-- Source data follows --

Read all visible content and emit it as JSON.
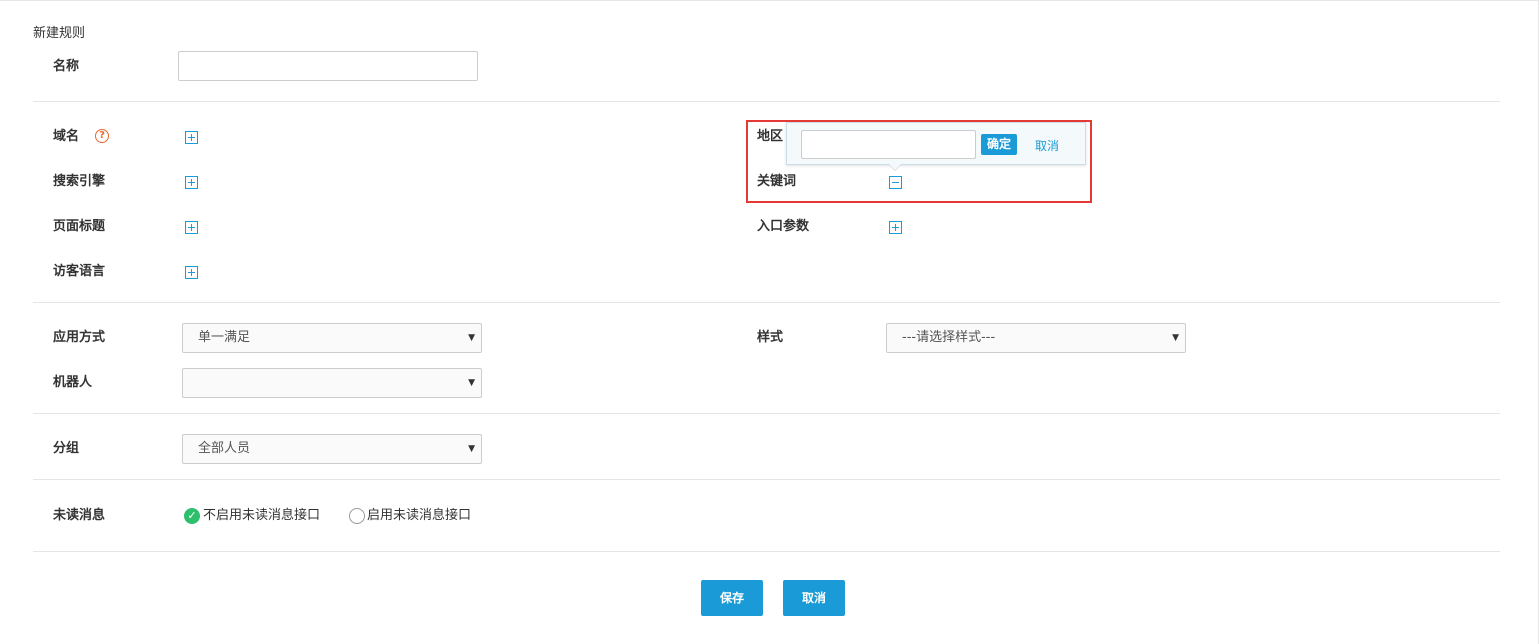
{
  "form": {
    "heading": "新建规则",
    "name_label": "名称",
    "name_value": "",
    "domain_label": "域名",
    "help_icon_text": "?",
    "search_engine_label": "搜索引擎",
    "page_title_label": "页面标题",
    "visitor_language_label": "访客语言",
    "region_label": "地区",
    "keyword_label": "关键词",
    "entry_param_label": "入口参数",
    "apply_mode_label": "应用方式",
    "apply_mode_value": "单一满足",
    "robot_label": "机器人",
    "robot_value": "",
    "style_label": "样式",
    "style_value": "---请选择样式---",
    "group_label": "分组",
    "group_value": "全部人员",
    "unread_label": "未读消息",
    "unread_options": [
      "不启用未读消息接口",
      "启用未读消息接口"
    ],
    "unread_selected": 0
  },
  "popover": {
    "input_value": "",
    "confirm_label": "确定",
    "cancel_label": "取消"
  },
  "footer": {
    "save_label": "保存",
    "cancel_label": "取消"
  },
  "colors": {
    "accent": "#1a9bd7",
    "highlight_border": "#e53935",
    "radio_checked": "#2dbf6d",
    "help_icon": "#e8662f"
  }
}
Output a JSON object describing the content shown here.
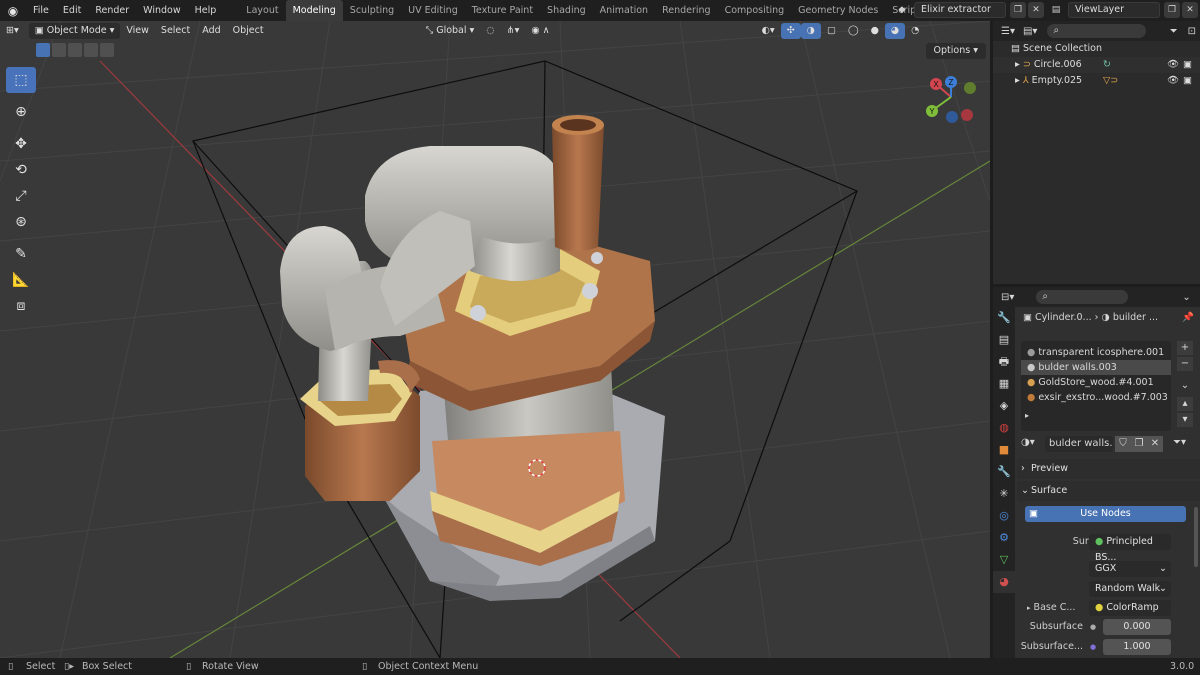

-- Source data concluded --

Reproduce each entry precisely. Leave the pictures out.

Read all visible content and emit it as JSON.
{
  "form": {
    "heading": "新建规则",
    "name_label": "名称",
    "name_value": "",
    "domain_label": "域名",
    "help_icon_text": "?",
    "search_engine_label": "搜索引擎",
    "page_title_label": "页面标题",
    "visitor_language_label": "访客语言",
    "region_label": "地区",
    "keyword_label": "关键词",
    "entry_param_label": "入口参数",
    "apply_mode_label": "应用方式",
    "apply_mode_value": "单一满足",
    "robot_label": "机器人",
    "robot_value": "",
    "style_label": "样式",
    "style_value": "---请选择样式---",
    "group_label": "分组",
    "group_value": "全部人员",
    "unread_label": "未读消息",
    "unread_options": [
      "不启用未读消息接口",
      "启用未读消息接口"
    ],
    "unread_selected": 0
  },
  "popover": {
    "input_value": "",
    "confirm_label": "确定",
    "cancel_label": "取消"
  },
  "footer": {
    "save_label": "保存",
    "cancel_label": "取消"
  },
  "colors": {
    "accent": "#1a9bd7",
    "highlight_border": "#e53935",
    "radio_checked": "#2dbf6d",
    "help_icon": "#e8662f"
  }
}
Output a JSON object describing the content shown here.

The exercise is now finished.